## Required action
If a line in the data below includes the string "desc", please return a copy of it.

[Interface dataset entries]
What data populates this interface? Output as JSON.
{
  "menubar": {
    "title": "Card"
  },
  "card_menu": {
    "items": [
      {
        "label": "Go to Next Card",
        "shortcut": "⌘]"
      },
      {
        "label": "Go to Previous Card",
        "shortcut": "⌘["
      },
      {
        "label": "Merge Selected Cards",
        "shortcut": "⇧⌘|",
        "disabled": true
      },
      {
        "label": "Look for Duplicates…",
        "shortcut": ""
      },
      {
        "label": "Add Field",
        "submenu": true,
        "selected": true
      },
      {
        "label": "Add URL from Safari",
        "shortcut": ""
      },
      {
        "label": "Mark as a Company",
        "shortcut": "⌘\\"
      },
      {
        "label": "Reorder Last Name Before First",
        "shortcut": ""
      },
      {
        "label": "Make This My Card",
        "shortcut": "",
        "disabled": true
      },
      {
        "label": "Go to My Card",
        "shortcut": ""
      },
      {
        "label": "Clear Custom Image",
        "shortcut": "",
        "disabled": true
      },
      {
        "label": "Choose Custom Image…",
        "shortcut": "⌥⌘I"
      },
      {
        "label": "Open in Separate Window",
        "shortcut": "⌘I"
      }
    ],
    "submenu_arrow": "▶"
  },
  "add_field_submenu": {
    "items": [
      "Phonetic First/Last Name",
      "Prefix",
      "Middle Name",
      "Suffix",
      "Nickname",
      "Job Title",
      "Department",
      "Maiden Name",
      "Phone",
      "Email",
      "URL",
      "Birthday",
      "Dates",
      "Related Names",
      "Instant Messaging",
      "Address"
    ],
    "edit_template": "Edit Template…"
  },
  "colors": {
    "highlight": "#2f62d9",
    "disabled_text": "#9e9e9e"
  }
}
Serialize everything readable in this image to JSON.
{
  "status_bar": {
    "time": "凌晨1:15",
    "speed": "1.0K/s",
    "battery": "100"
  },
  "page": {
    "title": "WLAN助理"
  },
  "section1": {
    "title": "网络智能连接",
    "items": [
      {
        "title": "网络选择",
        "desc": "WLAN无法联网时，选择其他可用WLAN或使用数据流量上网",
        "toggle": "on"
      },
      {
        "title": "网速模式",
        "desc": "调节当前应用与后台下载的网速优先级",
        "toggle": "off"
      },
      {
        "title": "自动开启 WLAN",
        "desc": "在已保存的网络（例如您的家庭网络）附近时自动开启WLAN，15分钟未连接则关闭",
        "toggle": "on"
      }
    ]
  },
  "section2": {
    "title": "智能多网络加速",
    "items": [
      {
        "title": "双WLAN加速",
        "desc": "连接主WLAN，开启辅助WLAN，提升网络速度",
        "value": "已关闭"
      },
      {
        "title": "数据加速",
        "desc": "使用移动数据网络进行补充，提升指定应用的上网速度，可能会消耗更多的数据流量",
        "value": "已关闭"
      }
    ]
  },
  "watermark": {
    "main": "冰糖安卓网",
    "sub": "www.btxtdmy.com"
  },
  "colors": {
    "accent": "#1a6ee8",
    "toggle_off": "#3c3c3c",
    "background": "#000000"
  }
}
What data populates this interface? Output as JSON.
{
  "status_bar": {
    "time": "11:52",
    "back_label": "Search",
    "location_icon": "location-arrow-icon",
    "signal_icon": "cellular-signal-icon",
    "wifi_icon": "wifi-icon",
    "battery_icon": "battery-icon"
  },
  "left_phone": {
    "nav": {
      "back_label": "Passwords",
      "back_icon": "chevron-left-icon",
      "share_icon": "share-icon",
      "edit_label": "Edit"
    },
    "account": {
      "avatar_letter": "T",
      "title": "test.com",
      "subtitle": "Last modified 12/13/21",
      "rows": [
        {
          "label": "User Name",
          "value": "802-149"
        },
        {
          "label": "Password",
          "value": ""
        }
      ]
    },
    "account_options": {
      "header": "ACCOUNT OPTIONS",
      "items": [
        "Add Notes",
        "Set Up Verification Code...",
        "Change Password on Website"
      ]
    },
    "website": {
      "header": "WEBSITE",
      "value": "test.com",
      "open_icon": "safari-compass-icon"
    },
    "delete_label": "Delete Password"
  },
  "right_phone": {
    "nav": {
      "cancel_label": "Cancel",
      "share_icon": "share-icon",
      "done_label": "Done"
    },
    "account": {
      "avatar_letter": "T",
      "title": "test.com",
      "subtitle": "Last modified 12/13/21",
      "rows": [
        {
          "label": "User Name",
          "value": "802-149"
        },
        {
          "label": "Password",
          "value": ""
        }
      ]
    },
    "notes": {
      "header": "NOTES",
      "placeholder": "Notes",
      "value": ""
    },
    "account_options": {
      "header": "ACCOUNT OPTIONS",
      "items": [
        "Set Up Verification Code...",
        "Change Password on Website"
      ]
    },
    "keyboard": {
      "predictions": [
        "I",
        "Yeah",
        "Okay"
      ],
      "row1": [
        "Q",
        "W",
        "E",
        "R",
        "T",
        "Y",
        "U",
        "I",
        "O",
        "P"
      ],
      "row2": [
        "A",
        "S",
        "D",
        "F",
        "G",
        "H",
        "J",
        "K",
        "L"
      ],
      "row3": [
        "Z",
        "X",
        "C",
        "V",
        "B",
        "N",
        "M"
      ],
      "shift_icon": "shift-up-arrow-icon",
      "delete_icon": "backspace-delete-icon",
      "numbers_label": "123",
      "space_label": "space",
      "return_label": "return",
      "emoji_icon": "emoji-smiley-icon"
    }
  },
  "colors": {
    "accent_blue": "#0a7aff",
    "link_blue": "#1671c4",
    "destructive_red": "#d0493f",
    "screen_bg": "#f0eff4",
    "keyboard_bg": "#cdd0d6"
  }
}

## Result for this exercise
        "desc": "WLAN无法联网时，选择其他可用WLAN或使用数据流量上网",
        "desc": "调节当前应用与后台下载的网速优先级",
        "desc": "在已保存的网络（例如您的家庭网络）附近时自动开启WLAN，15分钟未连接则关闭",
        "desc": "连接主WLAN，开启辅助WLAN，提升网络速度",
        "desc": "使用移动数据网络进行补充，提升指定应用的上网速度，可能会消耗更多的数据流量",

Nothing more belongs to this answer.